Forgiveness is one of the most difficult tasks in the world. It takes a great deal of strength to willingly let go of the pain when someone has hurt you for a second chance at something better. You let go of the pain in the hopes that something better will arise from another try. I've spent years trying to forgive others.
I forgive the individuals who tried to put me down in life.
I forgive the people who set me back on purpose with the intent to further their success.
I forgive those who have broken my heart.
Those who have made me cry,
Made me angry.
Left me behind.
I forgive others for the things that have done to me in the hopes of expelling negativity from my life, with the understanding that they are humans and humans make mistakes.
Forgiving others gave me strength and taught me resilience. Forgiving others fostered a sense of compassion and kindness within my soul. Yet no matter how much I forgave the people around me, I was left with an inexplicable feeling of injustice and frustration. I felt confused, angry, lost, and stuck. Then, one day, it hit me. I forgave others for the mistakes they made towards me, but I was unable to comprehend how I let their mistakes impact me.
They hurt me, but I should have been stronger. I should have been more careful, more assertive, less sensitive, less impacted by their actions. I controlled the way that I felt and reacted, so how did I allow other people to have the ability to hurt me? I learned to forgive others all while harboring feelings of guilt and resentment towards myself.
I forgave others, but I never forgave myself for letting them hurt me.

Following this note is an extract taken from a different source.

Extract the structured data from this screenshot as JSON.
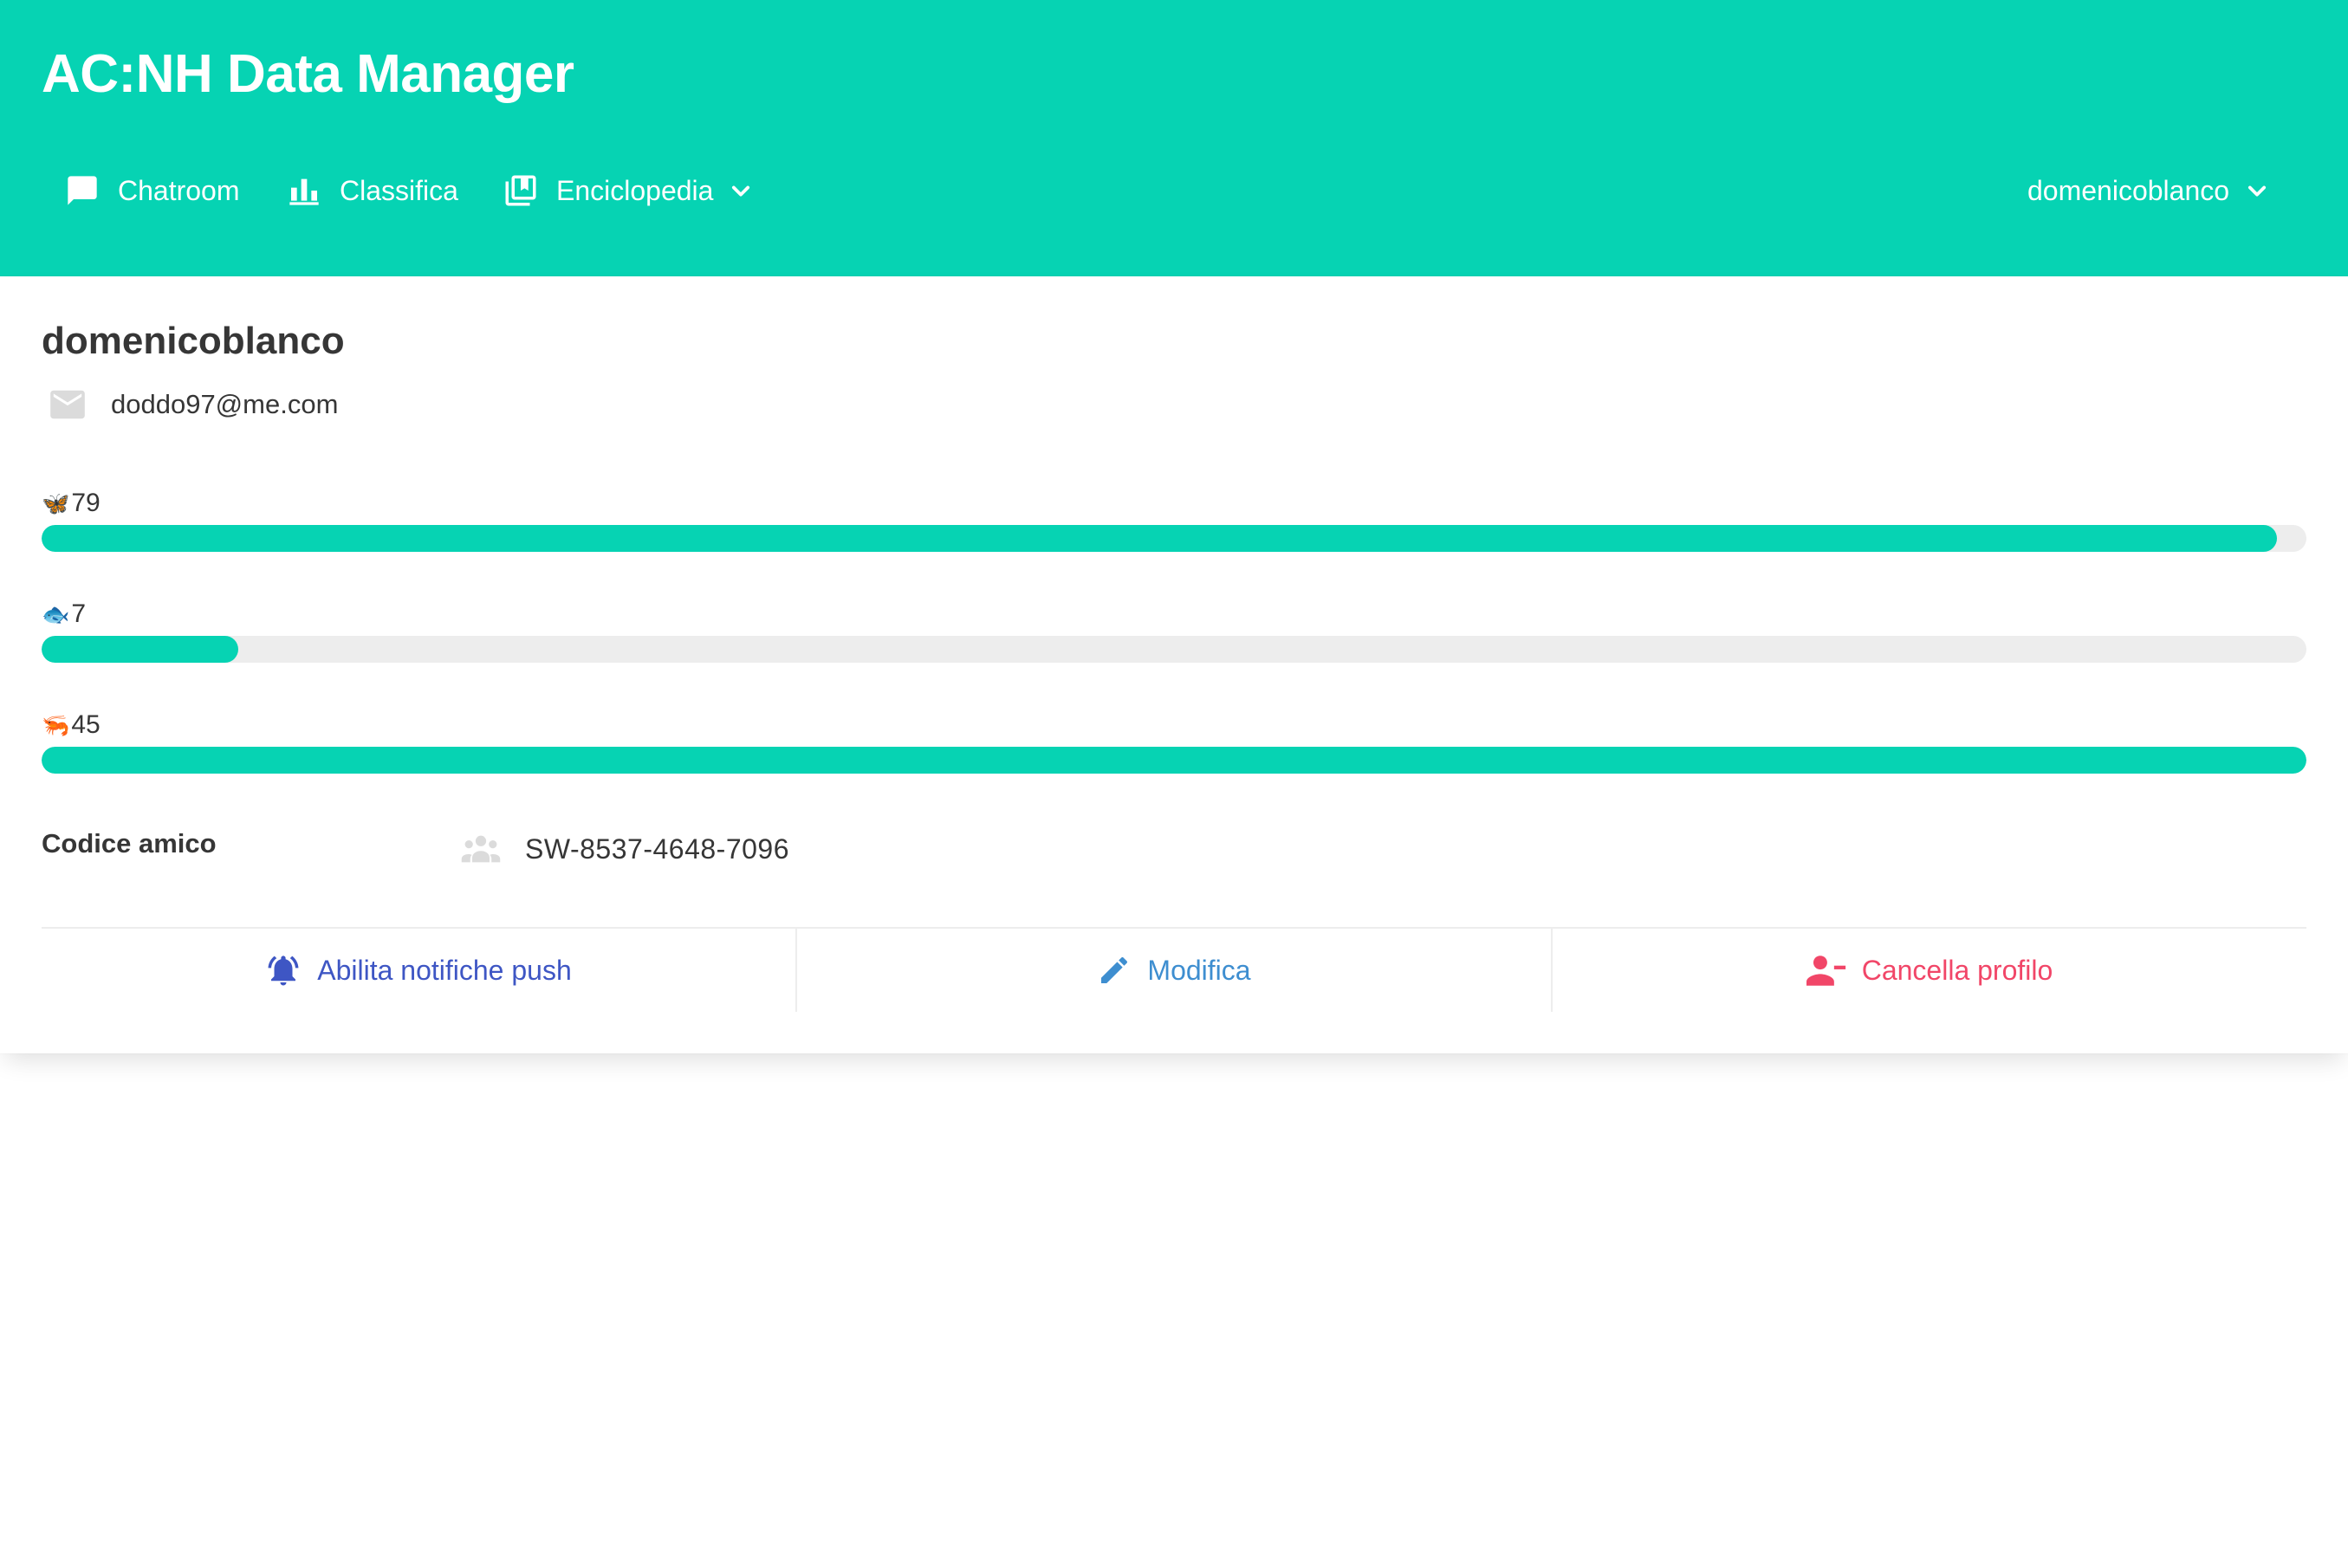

We tell our friends and family to not be so hard on themselves when they face difficult situations, yet struggle with personalizing that advice towards our own situations. Why do we torture ourselves with the notion that we are not deserving of forgiveness?
Forgiving yourself doesn't free you from the consequences of your decisions. Rather than blaming yourself for a situation and falling into a cycle of self-loathing and guilt, you accept your failure and work resourcefully to improve your situation. Everyone fails. Yet we become so blinded by our fear of failure that we forget that success arises from the lessons learned through failure. We must embrace our failures as opportunities for growth and future success.
Accept your reality. Accept yourself. Recognize your current situation and accept who you are in that moment. Self-acceptance is the first and most crucial step of forgiving yourself. Stop blaming yourself. Not everything in life has a reason; not every situation is in your control. Life isn't fair. Sometimes there is no one to blame for a situation; that doesn't mean you should blame yourself.
Liberate yourself from the bonds of blame by understanding that sometimes things aren't O.K. and that itself is okay. Be good to yourself. Value yourself and recognize the worth that you possess. Love yourself--even the broken and damaged pieces of the person you are. The most important thing at the end of the day is how you treat yourself.
I forgave myself. I let go of the mistakes of my past with the recognition that they taught me lessons on how to be a better person today.
I forgive myself for my mistakes.
I forgive myself for the hurt I have caused others.
I forgive myself for letting other people influence the way I felt about myself.
I forgive myself for believing everything was in my control.
I forgive myself for not being perfect.
Forgiveness is the greatest gift I have ever given myself. We all deserve the forgiveness we are so willing to bestow on others. Give yourself the gift of acknowledging that you, too, are human.
We're all successes in progress.